Going into my last children’s pastorate, I definitely had several red flags to consider. I was the eighth children’s pastor in eight years. There were not enough volunteers to manage even the kids we had left. We had resistance, distrust and seven different curriculums in use!
Yet, in less than one year, the kids’ church attendance doubled. Many fantastic new volunteers came on board to join the loyal diehards who had stayed with us. Parent participation was at an all-time high. And the question I got asked time after time by children’s leaders and lead pastors: “How did it happen? What’s the ‘secret’ to growing kids’ church attendance?”
Amid the many changes we had to make that year (and the years to follow), which change was most instrumental in fueling growth? Most leaders expect me to answer that we grew because of a trendy new curriculum, or a brand-new cutting-edge facility, adding or cutting programs, or implementing a forced parent co-op. Or you may be expecting me to say “prayer” or “teaching the Bible” — and yes those things are essential to any kids ministry.
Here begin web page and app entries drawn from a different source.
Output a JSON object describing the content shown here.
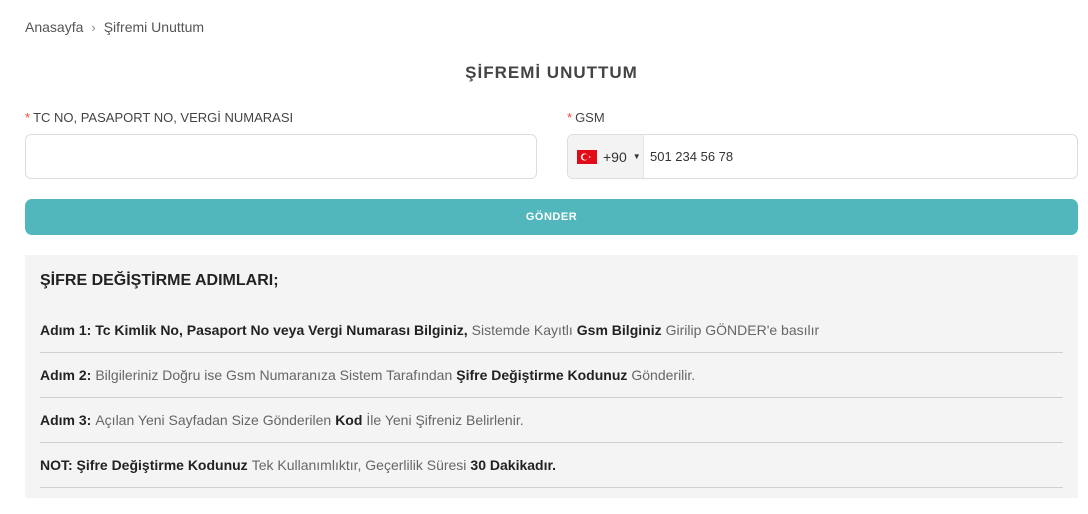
{
  "breadcrumb": {
    "home": "Anasayfa",
    "separator": "›",
    "current": "Şifremi Unuttum"
  },
  "page": {
    "title": "ŞİFREMİ UNUTTUM"
  },
  "form": {
    "tc_label": "TC NO, PASAPORT NO, VERGİ NUMARASI",
    "required_mark": "*",
    "tc_value": "",
    "gsm_label": "GSM",
    "country_dial_code": "+90",
    "country_flag": "turkey-flag-icon",
    "phone_placeholder": "501 234 56 78",
    "submit_label": "GÖNDER"
  },
  "steps": {
    "title": "ŞİFRE DEĞİŞTİRME ADIMLARI;",
    "items": [
      {
        "bold1": "Adım 1: Tc Kimlik No, Pasaport No veya Vergi Numarası Bilginiz,",
        "text1": "Sistemde Kayıtlı",
        "bold2": "Gsm Bilginiz",
        "text2": "Girilip GÖNDER'e basılır"
      },
      {
        "bold1": "Adım 2:",
        "text1": "Bilgileriniz Doğru ise Gsm Numaranıza Sistem Tarafından",
        "bold2": "Şifre Değiştirme Kodunuz",
        "text2": "Gönderilir."
      },
      {
        "bold1": "Adım 3:",
        "text1": "Açılan Yeni Sayfadan Size Gönderilen",
        "bold2": "Kod",
        "text2": "İle Yeni Şifreniz Belirlenir."
      },
      {
        "bold1": "NOT: Şifre Değiştirme Kodunuz",
        "text1": "Tek Kullanımlıktır, Geçerlilik Süresi",
        "bold2": "30 Dakikadır.",
        "text2": ""
      }
    ]
  },
  "colors": {
    "accent": "#52b7bc",
    "required": "#e74c3c",
    "panel_bg": "#f4f4f5"
  }
}
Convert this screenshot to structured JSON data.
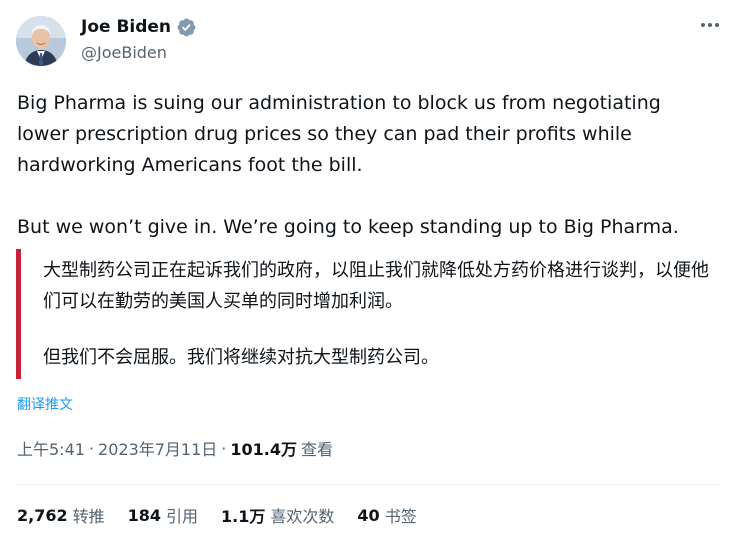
{
  "author": {
    "display_name": "Joe Biden",
    "handle": "@JoeBiden",
    "verified_color": "#829aab"
  },
  "tweet": {
    "paragraph1": "Big Pharma is suing our administration to block us from negotiating lower prescription drug prices so they can pad their profits while hardworking Americans foot the bill.",
    "paragraph2": "But we won’t give in. We’re going to keep standing up to Big Pharma."
  },
  "translation": {
    "paragraph1": "大型制药公司正在起诉我们的政府，以阻止我们就降低处方药价格进行谈判，以便他们可以在勤劳的美国人买单的同时增加利润。",
    "paragraph2": "但我们不会屈服。我们将继续对抗大型制药公司。",
    "accent_color": "#c8223b",
    "link_label": "翻译推文"
  },
  "meta": {
    "time": "上午5:41",
    "date": "2023年7月11日",
    "separator": "·",
    "views": "101.4万",
    "views_label": "查看"
  },
  "stats": [
    {
      "num": "2,762",
      "label": "转推"
    },
    {
      "num": "184",
      "label": "引用"
    },
    {
      "num": "1.1万",
      "label": "喜欢次数"
    },
    {
      "num": "40",
      "label": "书签"
    }
  ],
  "colors": {
    "link": "#1d9bf0",
    "secondary_text": "#536471",
    "primary_text": "#0f1419"
  },
  "icons": {
    "verified": "verified-badge-icon",
    "more": "more-dots-icon"
  }
}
But I feel like saying “just pray and your church will grow” is a bit insulting because it presumes that churches that are growing less do not pray enough and that growing churches must be praying more. Prayer and Scripture are crucial! And best practices sure help as well.
What is the one thing that grew our kids’ church the most? Training the children to lead their own service.
What do I mean by that? We trained-in children to run our sound/lighting boards; be in the kids’ worship team (which progressed into a live worship team); pray with others on our altar team; participate in puppetry, drama, and dance teams; serve as greeters, new-child buddies, and more. We announced that the end goal for kids’ church was for every person to have a living relationship with Jesus and to express their love for Jesus by using their gifts to serve others. We taught that each one of us is unique and treasured by God; we each have gifts to bring.
The kids knew this was THEIR service. They are the church NOW, not just in the future. Right away, kids were signing up to be on various teams. Then they started bringing their friends to see them do their skit, or sing, etc. And soon the parents began coming in too, and signing up to serve, because they wanted their kids to be a part of something worthwhile. Kids WANT to be a part, to participate. They want to serve, right now.
This changed everything about how we did ministry. It meant a whole lot more work on our part — weekly rehearsals with the different teams of kids, recruiting talented adults to work with the kids in their areas of gifting, reworking programs to allow the kids to be a part of it (adding a live skit, puppet song, dance number, etc.). For me, it meant that I had to let go of the illusion of being “in control” and having the “perfect” kids’ church. I had to listen to the kids’ ideas and give them chances — even if it wasn’t “perfect.” I finally realized that if I did a great “Trisha show” and the kids were very quiet and all they took home was, “Trisha was great” — I had failed. If we had a not-so-perfect service, but the kids were participating and went home saying “Jesus is great!” — we all won.
I am convinced that when children turn 18, they will continue to do what they have been doing all along in our churches. Do we want them to be adults who sit quietly and do nothing (we have plenty of those already) or do we want adults who can’t wait to participate in THEIR service, use their gifts, and bring their friends? It takes time to change the paradigm from “Adults talk — you kids sit and listen and don’t speak” to “We are all the church together. Let’s all serve God and others today!”
It’s a lot more complicated to put together a service that way, but it is so worth it, right now and into the future.You can access this entire magazine for free here: Edition 40